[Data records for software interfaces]

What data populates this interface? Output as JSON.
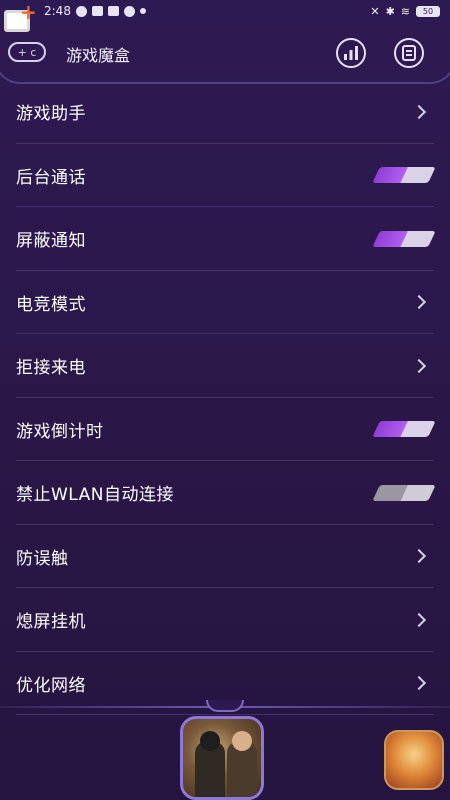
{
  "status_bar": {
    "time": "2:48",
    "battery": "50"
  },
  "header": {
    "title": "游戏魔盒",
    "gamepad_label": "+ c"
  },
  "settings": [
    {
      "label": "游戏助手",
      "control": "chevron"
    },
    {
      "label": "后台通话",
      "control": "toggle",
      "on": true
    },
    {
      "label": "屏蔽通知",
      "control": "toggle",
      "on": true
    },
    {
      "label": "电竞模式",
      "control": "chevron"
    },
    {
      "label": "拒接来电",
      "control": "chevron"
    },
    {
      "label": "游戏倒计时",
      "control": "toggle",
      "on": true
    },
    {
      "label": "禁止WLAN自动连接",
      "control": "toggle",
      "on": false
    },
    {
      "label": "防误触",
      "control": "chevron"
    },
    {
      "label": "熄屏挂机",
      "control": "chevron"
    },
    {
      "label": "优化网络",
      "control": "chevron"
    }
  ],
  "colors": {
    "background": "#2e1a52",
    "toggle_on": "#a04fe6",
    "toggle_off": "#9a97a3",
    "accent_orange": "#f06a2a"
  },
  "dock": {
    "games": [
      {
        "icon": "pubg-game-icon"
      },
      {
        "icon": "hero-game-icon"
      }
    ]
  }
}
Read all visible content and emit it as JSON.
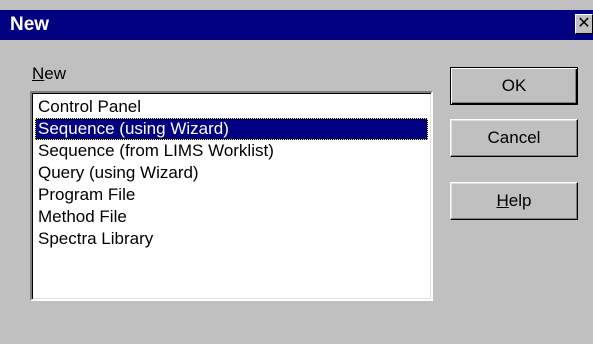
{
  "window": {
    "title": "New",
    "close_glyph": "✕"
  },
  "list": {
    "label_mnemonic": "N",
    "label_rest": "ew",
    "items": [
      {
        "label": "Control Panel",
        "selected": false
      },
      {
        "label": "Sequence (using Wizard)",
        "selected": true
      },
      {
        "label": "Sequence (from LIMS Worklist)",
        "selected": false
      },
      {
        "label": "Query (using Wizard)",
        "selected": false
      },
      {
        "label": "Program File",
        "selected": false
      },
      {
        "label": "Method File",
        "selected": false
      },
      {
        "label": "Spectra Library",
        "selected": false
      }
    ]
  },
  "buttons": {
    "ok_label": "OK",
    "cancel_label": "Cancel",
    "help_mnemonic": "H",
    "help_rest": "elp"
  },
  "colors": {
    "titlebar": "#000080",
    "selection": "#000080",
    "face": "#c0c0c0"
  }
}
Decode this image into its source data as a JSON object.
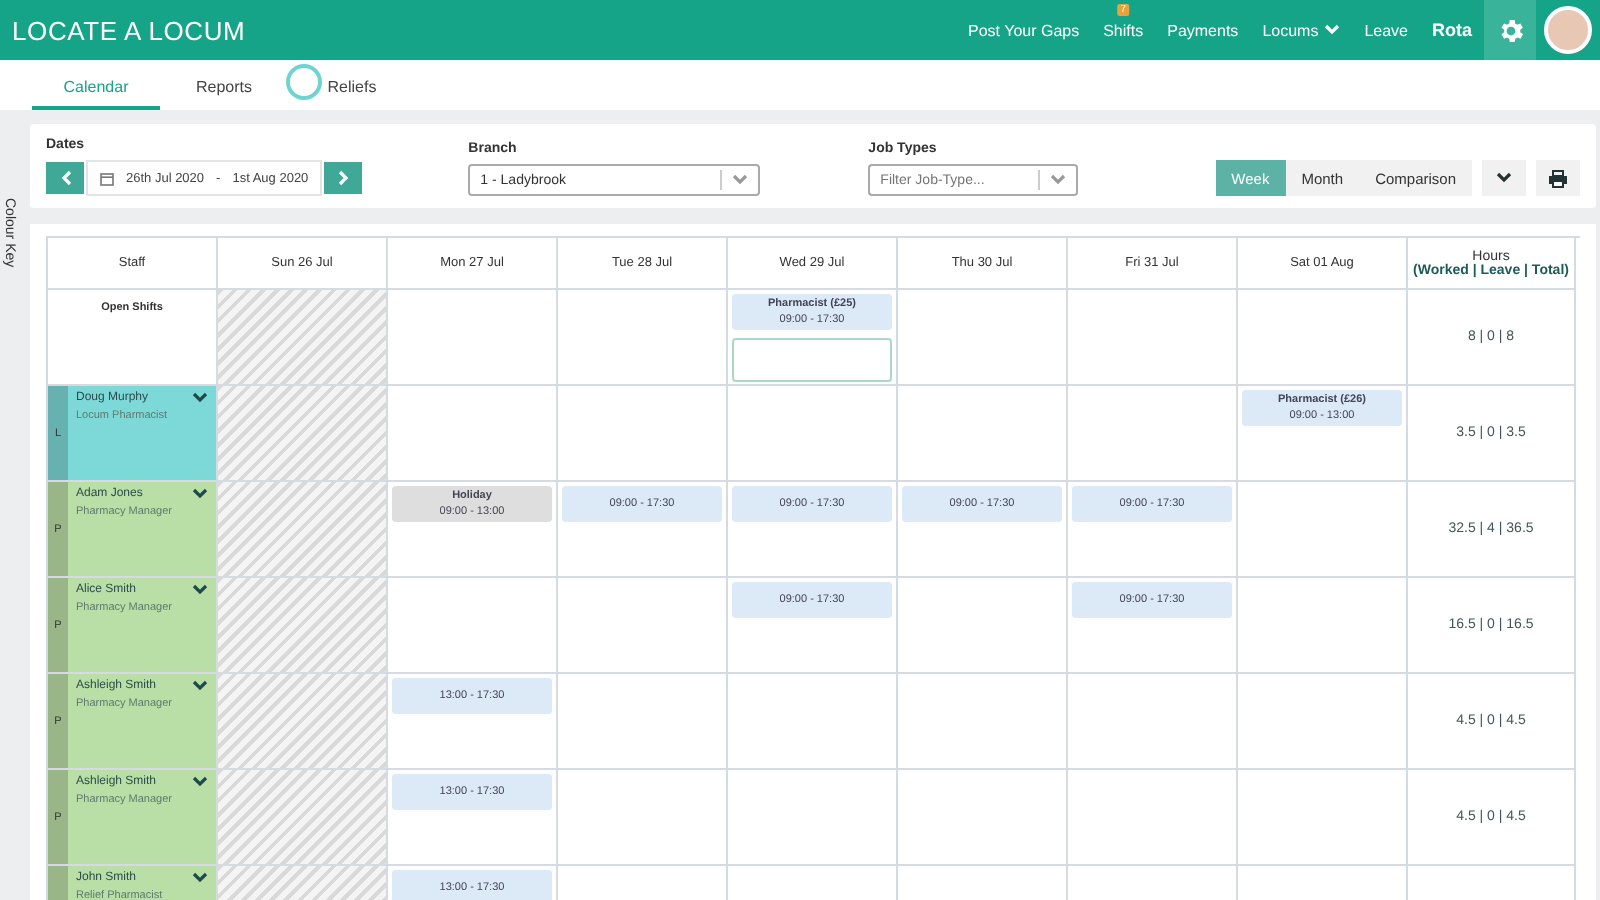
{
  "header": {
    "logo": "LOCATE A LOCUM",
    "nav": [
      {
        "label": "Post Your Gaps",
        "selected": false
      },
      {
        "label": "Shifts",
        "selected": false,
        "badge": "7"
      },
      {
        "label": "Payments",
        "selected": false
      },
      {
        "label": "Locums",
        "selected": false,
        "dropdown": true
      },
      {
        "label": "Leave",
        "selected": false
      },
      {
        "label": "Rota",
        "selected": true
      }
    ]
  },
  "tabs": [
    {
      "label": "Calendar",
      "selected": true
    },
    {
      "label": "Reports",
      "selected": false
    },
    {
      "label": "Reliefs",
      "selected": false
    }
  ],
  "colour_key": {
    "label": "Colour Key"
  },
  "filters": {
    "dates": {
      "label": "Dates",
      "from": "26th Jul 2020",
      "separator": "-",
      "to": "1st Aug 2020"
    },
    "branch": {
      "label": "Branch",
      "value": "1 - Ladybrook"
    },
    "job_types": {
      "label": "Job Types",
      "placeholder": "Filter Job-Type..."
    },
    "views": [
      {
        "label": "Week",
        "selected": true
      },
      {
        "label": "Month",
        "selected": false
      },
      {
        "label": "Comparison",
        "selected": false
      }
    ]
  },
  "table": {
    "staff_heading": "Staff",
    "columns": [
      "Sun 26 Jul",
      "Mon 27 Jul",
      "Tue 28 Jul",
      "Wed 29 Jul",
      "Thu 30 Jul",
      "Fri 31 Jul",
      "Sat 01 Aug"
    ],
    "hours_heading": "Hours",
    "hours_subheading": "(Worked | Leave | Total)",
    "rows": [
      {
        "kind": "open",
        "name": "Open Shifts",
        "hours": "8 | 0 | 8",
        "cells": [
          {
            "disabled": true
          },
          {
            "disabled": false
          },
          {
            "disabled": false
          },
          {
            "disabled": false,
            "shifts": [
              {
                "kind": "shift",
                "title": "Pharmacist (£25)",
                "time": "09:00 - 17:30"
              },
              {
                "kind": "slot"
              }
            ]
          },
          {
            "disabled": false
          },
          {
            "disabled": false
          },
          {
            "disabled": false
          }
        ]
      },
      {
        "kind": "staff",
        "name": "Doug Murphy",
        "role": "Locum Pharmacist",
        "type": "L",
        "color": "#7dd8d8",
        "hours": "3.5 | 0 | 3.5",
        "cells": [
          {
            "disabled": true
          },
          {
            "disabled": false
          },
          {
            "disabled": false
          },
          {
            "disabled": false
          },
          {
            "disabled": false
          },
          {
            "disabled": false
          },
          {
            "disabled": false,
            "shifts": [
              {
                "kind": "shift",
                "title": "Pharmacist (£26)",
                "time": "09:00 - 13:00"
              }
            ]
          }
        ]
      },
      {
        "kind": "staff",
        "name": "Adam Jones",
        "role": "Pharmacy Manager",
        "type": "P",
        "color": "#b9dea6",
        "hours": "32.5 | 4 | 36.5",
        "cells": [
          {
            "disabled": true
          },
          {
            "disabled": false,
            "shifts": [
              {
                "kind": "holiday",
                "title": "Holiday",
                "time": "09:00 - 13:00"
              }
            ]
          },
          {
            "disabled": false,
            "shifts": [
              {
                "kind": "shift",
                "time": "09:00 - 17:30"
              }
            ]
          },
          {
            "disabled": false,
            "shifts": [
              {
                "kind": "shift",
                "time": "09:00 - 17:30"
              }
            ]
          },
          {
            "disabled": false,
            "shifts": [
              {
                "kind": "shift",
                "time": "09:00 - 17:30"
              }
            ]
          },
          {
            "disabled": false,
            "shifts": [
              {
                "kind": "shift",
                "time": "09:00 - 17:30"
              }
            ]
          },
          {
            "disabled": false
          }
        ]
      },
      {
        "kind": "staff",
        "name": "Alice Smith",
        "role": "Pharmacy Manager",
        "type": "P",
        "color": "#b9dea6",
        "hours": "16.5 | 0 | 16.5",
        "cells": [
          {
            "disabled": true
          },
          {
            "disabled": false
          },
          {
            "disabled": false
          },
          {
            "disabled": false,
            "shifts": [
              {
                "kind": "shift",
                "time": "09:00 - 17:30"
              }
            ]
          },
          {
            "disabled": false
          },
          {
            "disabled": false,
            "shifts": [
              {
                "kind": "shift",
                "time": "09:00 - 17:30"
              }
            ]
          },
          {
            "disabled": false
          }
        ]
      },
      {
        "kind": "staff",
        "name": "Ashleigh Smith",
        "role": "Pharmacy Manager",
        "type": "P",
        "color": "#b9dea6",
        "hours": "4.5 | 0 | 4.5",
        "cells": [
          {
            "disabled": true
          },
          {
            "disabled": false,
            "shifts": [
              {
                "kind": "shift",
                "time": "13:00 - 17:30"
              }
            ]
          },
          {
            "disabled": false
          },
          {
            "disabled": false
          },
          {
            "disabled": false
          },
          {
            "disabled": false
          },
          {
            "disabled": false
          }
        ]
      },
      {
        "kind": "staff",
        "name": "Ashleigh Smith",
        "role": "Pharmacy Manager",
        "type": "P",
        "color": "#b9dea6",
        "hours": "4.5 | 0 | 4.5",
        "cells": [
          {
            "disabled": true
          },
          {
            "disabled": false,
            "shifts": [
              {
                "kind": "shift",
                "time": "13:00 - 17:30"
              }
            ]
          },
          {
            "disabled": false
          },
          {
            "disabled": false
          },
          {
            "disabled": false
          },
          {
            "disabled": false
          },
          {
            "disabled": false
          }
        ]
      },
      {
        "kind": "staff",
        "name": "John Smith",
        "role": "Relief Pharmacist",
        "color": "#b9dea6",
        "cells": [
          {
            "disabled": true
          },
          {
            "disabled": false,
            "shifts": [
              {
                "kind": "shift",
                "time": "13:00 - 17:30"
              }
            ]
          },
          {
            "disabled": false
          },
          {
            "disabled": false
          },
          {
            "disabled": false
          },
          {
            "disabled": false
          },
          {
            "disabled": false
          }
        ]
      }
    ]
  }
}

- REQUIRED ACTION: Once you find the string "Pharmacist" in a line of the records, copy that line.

- RESPONSE TO THIS EXERCISE:
                "title": "Pharmacist (£25)",
        "role": "Locum Pharmacist",
                "title": "Pharmacist (£26)",
        "role": "Relief Pharmacist",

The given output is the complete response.